Again, great site, and I hope you keep contributing the high quality (and humorous) content.Reply
I believe I answered my own question. I was looking at this stream graph from the sender side. Duh!Reply
Hi, thank you for a article. I have something that I don’t understand about Bytes in Flight.
Why bytes in flight limit the number of bytes that can be transferred at “one time and wait for ACK”, I mean why TCP doesn’t send 64KB at one time and wait for ACK, why it sent only 48KB and later sent 16KB before wait for ACK?Reply
[…] Page referenced: Understanding Throughput and TCP Windows […]Reply
“If the bandwidth is 20Mbps and the round trip time (rtt) is 40ms, the BDP is 20000000/8 * .04 = 100k. So 100kB is the maximum amount of data that can be in transit in the network at one time.”
It seems little strange that the more latency have in the network the more byte can be send at one time?

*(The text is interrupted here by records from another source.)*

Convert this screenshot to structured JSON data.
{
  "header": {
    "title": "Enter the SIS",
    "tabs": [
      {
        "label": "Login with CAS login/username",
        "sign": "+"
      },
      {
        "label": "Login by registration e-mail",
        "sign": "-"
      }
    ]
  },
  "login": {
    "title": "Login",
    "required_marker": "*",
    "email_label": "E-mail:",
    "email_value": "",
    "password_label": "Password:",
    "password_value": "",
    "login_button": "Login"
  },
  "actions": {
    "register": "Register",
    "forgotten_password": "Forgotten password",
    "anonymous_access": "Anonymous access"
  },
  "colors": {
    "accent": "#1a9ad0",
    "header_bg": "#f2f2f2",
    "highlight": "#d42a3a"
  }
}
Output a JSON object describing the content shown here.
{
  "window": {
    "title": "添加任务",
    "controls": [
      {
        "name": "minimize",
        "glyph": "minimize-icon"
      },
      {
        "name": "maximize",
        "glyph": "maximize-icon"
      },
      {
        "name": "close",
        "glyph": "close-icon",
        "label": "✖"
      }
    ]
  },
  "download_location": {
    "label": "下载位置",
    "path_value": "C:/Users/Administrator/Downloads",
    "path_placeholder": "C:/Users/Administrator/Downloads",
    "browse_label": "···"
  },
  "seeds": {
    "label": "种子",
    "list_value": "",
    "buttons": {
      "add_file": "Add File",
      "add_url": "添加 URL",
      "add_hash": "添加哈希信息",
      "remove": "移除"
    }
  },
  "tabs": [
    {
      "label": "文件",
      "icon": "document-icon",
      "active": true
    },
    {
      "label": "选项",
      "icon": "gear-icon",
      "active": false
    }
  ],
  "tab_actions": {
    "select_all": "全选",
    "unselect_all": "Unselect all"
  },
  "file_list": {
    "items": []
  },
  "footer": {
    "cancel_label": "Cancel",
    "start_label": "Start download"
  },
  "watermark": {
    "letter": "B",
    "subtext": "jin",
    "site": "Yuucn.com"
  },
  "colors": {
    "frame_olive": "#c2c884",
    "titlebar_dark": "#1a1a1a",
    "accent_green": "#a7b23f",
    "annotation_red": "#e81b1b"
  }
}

For example, the RTT is 1s, then the maximum data can be send is 20000000/8 * 1 = 2500k ?Reply
[…] it took to receive the whole response. The packets of data will have been sent in batches, known as congestion windows, one window at a time, one after the other, with a slight pause at the end of each window for the […]Reply
Well written! Delightful! I’m gonna rest more of your site as a revision.
[…] The actual bandwidth is determined by the TCP window size and the connection latency. See here for more information on TCP window and […]Reply
[…] is calculated using a number of factors such as network protocol, host speed, network path, and TCP buffer space, all of which are affected by the bandwidth available. With Netest, users can use a tool that can […]Reply
I love the analogy. But the BDP is how many balls I can fit into the pipe times 2. The sender is waiting for an ACKs. The ACK for the first ball takes time to get back to the sender so he needs to keep sending and will be able to send the same number of balls again before the first ACK arrives.Reply
[…] sure you’ve read Understanding Throughput and TCP Windows before watching this video. I mean, you don’t HAVE to, but I recommend […]Reply